What this task involves: Retype the entries word for word, leaving nothing out.
Data listing: Begin
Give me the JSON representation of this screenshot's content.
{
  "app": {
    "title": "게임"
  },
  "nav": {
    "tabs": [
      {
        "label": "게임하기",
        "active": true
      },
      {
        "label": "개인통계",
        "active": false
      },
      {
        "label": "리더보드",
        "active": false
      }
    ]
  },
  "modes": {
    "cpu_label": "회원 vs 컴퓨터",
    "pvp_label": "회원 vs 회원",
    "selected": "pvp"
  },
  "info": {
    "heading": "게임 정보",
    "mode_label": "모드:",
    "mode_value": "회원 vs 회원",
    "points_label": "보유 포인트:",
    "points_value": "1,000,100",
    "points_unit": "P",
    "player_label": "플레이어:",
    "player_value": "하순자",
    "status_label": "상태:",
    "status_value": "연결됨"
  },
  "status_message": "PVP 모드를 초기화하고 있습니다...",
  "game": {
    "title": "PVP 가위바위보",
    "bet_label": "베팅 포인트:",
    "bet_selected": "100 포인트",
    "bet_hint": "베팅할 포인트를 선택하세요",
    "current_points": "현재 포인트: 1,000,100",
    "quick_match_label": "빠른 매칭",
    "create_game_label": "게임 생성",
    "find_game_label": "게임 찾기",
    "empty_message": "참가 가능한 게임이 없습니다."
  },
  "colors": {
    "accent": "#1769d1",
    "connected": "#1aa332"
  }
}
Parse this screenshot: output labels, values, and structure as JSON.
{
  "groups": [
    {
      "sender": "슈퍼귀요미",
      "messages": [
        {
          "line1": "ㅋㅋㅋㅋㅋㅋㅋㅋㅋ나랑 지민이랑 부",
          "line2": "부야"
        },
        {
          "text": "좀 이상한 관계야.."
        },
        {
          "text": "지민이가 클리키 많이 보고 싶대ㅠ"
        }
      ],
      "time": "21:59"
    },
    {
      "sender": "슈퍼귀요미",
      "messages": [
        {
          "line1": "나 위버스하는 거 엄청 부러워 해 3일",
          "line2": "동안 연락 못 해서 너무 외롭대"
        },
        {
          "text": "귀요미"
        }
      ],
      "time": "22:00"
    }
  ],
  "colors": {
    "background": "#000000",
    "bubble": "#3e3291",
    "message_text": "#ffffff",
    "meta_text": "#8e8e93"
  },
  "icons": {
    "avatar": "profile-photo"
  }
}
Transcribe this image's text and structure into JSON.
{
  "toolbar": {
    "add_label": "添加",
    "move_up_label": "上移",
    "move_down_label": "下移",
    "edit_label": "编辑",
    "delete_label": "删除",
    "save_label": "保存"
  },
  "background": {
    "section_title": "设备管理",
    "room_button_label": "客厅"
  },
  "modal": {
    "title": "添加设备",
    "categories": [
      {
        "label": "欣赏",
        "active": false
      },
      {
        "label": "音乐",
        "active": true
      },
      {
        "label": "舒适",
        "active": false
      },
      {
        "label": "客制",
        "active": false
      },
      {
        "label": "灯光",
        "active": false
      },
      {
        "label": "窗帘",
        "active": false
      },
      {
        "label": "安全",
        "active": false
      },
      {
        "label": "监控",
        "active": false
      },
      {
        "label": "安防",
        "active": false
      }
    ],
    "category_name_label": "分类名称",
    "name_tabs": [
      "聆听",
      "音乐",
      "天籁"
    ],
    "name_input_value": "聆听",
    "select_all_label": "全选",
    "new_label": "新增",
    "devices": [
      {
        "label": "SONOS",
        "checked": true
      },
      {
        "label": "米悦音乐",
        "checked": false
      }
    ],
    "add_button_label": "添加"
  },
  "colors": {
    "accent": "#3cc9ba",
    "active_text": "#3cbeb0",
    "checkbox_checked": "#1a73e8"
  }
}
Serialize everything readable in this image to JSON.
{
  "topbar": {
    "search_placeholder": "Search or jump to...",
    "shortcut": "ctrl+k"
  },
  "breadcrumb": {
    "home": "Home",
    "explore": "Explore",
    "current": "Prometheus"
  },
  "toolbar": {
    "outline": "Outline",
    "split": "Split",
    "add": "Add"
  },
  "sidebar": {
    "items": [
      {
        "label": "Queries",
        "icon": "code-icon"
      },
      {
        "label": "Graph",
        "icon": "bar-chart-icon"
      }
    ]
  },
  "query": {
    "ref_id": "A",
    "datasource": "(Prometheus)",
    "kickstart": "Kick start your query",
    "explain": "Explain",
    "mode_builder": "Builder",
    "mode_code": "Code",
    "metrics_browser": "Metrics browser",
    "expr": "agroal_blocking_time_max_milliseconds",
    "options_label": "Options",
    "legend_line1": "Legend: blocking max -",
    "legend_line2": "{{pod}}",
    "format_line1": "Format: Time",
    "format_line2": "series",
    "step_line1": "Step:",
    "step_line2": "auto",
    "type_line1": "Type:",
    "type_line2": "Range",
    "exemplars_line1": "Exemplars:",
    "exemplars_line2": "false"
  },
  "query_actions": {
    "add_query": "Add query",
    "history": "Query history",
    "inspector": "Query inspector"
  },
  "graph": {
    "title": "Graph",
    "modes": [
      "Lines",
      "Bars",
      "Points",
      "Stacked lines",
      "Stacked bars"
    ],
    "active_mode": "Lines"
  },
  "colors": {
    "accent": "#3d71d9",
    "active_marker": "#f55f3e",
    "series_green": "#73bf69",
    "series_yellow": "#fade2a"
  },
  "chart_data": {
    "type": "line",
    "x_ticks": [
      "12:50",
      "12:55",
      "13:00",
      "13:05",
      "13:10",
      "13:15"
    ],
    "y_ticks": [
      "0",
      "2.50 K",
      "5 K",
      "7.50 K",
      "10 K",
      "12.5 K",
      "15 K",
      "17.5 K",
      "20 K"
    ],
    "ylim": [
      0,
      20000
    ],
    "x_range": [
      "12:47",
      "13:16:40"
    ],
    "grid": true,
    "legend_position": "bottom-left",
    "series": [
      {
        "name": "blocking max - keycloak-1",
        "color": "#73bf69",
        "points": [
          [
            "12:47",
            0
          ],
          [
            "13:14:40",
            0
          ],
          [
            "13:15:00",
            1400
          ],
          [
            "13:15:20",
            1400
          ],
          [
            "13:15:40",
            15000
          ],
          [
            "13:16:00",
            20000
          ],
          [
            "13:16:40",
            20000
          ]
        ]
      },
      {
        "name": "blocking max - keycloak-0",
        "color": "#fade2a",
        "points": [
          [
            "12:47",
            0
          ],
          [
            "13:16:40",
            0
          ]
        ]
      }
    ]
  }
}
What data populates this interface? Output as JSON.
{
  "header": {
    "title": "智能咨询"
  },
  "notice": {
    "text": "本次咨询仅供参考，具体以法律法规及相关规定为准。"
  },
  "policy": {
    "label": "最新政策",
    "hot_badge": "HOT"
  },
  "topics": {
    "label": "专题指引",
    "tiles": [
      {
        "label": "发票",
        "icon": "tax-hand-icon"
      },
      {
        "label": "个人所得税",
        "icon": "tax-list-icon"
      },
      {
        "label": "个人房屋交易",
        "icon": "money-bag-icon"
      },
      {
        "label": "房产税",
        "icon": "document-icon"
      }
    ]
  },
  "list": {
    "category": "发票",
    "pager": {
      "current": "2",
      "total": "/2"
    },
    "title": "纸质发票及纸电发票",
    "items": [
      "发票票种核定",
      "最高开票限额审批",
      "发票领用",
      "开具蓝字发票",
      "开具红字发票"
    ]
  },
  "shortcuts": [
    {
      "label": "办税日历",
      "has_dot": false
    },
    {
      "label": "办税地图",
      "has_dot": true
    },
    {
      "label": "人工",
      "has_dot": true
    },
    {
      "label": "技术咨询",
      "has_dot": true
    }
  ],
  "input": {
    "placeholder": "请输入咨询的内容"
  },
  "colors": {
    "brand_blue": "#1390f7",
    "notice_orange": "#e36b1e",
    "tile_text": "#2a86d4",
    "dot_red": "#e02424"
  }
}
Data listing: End
Response to this exercise:
Give me the JSON representation of this screenshot's content.
{
  "app": {
    "title": "게임"
  },
  "nav": {
    "tabs": [
      {
        "label": "게임하기",
        "active": true
      },
      {
        "label": "개인통계",
        "active": false
      },
      {
        "label": "리더보드",
        "active": false
      }
    ]
  },
  "modes": {
    "cpu_label": "회원 vs 컴퓨터",
    "pvp_label": "회원 vs 회원",
    "selected": "pvp"
  },
  "info": {
    "heading": "게임 정보",
    "mode_label": "모드:",
    "mode_value": "회원 vs 회원",
    "points_label": "보유 포인트:",
    "points_value": "1,000,100",
    "points_unit": "P",
    "player_label": "플레이어:",
    "player_value": "하순자",
    "status_label": "상태:",
    "status_value": "연결됨"
  },
  "status_message": "PVP 모드를 초기화하고 있습니다...",
  "game": {
    "title": "PVP 가위바위보",
    "bet_label": "베팅 포인트:",
    "bet_selected": "100 포인트",
    "bet_hint": "베팅할 포인트를 선택하세요",
    "current_points": "현재 포인트: 1,000,100",
    "quick_match_label": "빠른 매칭",
    "create_game_label": "게임 생성",
    "find_game_label": "게임 찾기",
    "empty_message": "참가 가능한 게임이 없습니다."
  },
  "colors": {
    "accent": "#1769d1",
    "connected": "#1aa332"
  }
}
Parse this screenshot: output labels, values, and structure as JSON.
{
  "groups": [
    {
      "sender": "슈퍼귀요미",
      "messages": [
        {
          "line1": "ㅋㅋㅋㅋㅋㅋㅋㅋㅋ나랑 지민이랑 부",
          "line2": "부야"
        },
        {
          "text": "좀 이상한 관계야.."
        },
        {
          "text": "지민이가 클리키 많이 보고 싶대ㅠ"
        }
      ],
      "time": "21:59"
    },
    {
      "sender": "슈퍼귀요미",
      "messages": [
        {
          "line1": "나 위버스하는 거 엄청 부러워 해 3일",
          "line2": "동안 연락 못 해서 너무 외롭대"
        },
        {
          "text": "귀요미"
        }
      ],
      "time": "22:00"
    }
  ],
  "colors": {
    "background": "#000000",
    "bubble": "#3e3291",
    "message_text": "#ffffff",
    "meta_text": "#8e8e93"
  },
  "icons": {
    "avatar": "profile-photo"
  }
}
Transcribe this image's text and structure into JSON.
{
  "toolbar": {
    "add_label": "添加",
    "move_up_label": "上移",
    "move_down_label": "下移",
    "edit_label": "编辑",
    "delete_label": "删除",
    "save_label": "保存"
  },
  "background": {
    "section_title": "设备管理",
    "room_button_label": "客厅"
  },
  "modal": {
    "title": "添加设备",
    "categories": [
      {
        "label": "欣赏",
        "active": false
      },
      {
        "label": "音乐",
        "active": true
      },
      {
        "label": "舒适",
        "active": false
      },
      {
        "label": "客制",
        "active": false
      },
      {
        "label": "灯光",
        "active": false
      },
      {
        "label": "窗帘",
        "active": false
      },
      {
        "label": "安全",
        "active": false
      },
      {
        "label": "监控",
        "active": false
      },
      {
        "label": "安防",
        "active": false
      }
    ],
    "category_name_label": "分类名称",
    "name_tabs": [
      "聆听",
      "音乐",
      "天籁"
    ],
    "name_input_value": "聆听",
    "select_all_label": "全选",
    "new_label": "新增",
    "devices": [
      {
        "label": "SONOS",
        "checked": true
      },
      {
        "label": "米悦音乐",
        "checked": false
      }
    ],
    "add_button_label": "添加"
  },
  "colors": {
    "accent": "#3cc9ba",
    "active_text": "#3cbeb0",
    "checkbox_checked": "#1a73e8"
  }
}
Serialize everything readable in this image to JSON.
{
  "topbar": {
    "search_placeholder": "Search or jump to...",
    "shortcut": "ctrl+k"
  },
  "breadcrumb": {
    "home": "Home",
    "explore": "Explore",
    "current": "Prometheus"
  },
  "toolbar": {
    "outline": "Outline",
    "split": "Split",
    "add": "Add"
  },
  "sidebar": {
    "items": [
      {
        "label": "Queries",
        "icon": "code-icon"
      },
      {
        "label": "Graph",
        "icon": "bar-chart-icon"
      }
    ]
  },
  "query": {
    "ref_id": "A",
    "datasource": "(Prometheus)",
    "kickstart": "Kick start your query",
    "explain": "Explain",
    "mode_builder": "Builder",
    "mode_code": "Code",
    "metrics_browser": "Metrics browser",
    "expr": "agroal_blocking_time_max_milliseconds",
    "options_label": "Options",
    "legend_line1": "Legend: blocking max -",
    "legend_line2": "{{pod}}",
    "format_line1": "Format: Time",
    "format_line2": "series",
    "step_line1": "Step:",
    "step_line2": "auto",
    "type_line1": "Type:",
    "type_line2": "Range",
    "exemplars_line1": "Exemplars:",
    "exemplars_line2": "false"
  },
  "query_actions": {
    "add_query": "Add query",
    "history": "Query history",
    "inspector": "Query inspector"
  },
  "graph": {
    "title": "Graph",
    "modes": [
      "Lines",
      "Bars",
      "Points",
      "Stacked lines",
      "Stacked bars"
    ],
    "active_mode": "Lines"
  },
  "colors": {
    "accent": "#3d71d9",
    "active_marker": "#f55f3e",
    "series_green": "#73bf69",
    "series_yellow": "#fade2a"
  },
  "chart_data": {
    "type": "line",
    "x_ticks": [
      "12:50",
      "12:55",
      "13:00",
      "13:05",
      "13:10",
      "13:15"
    ],
    "y_ticks": [
      "0",
      "2.50 K",
      "5 K",
      "7.50 K",
      "10 K",
      "12.5 K",
      "15 K",
      "17.5 K",
      "20 K"
    ],
    "ylim": [
      0,
      20000
    ],
    "x_range": [
      "12:47",
      "13:16:40"
    ],
    "grid": true,
    "legend_position": "bottom-left",
    "series": [
      {
        "name": "blocking max - keycloak-1",
        "color": "#73bf69",
        "points": [
          [
            "12:47",
            0
          ],
          [
            "13:14:40",
            0
          ],
          [
            "13:15:00",
            1400
          ],
          [
            "13:15:20",
            1400
          ],
          [
            "13:15:40",
            15000
          ],
          [
            "13:16:00",
            20000
          ],
          [
            "13:16:40",
            20000
          ]
        ]
      },
      {
        "name": "blocking max - keycloak-0",
        "color": "#fade2a",
        "points": [
          [
            "12:47",
            0
          ],
          [
            "13:16:40",
            0
          ]
        ]
      }
    ]
  }
}
What data populates this interface? Output as JSON.
{
  "header": {
    "title": "智能咨询"
  },
  "notice": {
    "text": "本次咨询仅供参考，具体以法律法规及相关规定为准。"
  },
  "policy": {
    "label": "最新政策",
    "hot_badge": "HOT"
  },
  "topics": {
    "label": "专题指引",
    "tiles": [
      {
        "label": "发票",
        "icon": "tax-hand-icon"
      },
      {
        "label": "个人所得税",
        "icon": "tax-list-icon"
      },
      {
        "label": "个人房屋交易",
        "icon": "money-bag-icon"
      },
      {
        "label": "房产税",
        "icon": "document-icon"
      }
    ]
  },
  "list": {
    "category": "发票",
    "pager": {
      "current": "2",
      "total": "/2"
    },
    "title": "纸质发票及纸电发票",
    "items": [
      "发票票种核定",
      "最高开票限额审批",
      "发票领用",
      "开具蓝字发票",
      "开具红字发票"
    ]
  },
  "shortcuts": [
    {
      "label": "办税日历",
      "has_dot": false
    },
    {
      "label": "办税地图",
      "has_dot": true
    },
    {
      "label": "人工",
      "has_dot": true
    },
    {
      "label": "技术咨询",
      "has_dot": true
    }
  ],
  "input": {
    "placeholder": "请输入咨询的内容"
  },
  "colors": {
    "brand_blue": "#1390f7",
    "notice_orange": "#e36b1e",
    "tile_text": "#2a86d4",
    "dot_red": "#e02424"
  }
}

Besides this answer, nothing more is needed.